For each line below that contains the word "PLAN", return that line.

------ RECORDS TO PROCESS ------

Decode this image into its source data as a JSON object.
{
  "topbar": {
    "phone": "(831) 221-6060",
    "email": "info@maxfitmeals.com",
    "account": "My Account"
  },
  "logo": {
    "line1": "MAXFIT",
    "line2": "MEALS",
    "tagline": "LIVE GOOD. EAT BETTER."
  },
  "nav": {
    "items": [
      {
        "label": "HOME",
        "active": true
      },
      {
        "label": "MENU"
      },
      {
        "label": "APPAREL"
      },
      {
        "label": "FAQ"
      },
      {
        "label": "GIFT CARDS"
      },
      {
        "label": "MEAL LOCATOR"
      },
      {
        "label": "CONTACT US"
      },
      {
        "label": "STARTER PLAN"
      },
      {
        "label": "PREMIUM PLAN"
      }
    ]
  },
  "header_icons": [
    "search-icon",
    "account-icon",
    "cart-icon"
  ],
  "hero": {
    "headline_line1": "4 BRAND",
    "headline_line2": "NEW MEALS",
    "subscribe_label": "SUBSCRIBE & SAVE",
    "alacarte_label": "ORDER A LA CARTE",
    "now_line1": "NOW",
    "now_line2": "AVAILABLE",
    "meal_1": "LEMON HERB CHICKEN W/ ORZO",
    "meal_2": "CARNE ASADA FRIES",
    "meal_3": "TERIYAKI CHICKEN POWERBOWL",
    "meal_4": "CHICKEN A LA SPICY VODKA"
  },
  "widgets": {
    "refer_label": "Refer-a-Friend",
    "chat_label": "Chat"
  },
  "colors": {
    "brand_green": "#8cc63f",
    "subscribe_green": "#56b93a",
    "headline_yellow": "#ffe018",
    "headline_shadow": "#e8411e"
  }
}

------

(YOUR RESPONSE):
        "label": "STARTER PLAN"
        "label": "PREMIUM PLAN"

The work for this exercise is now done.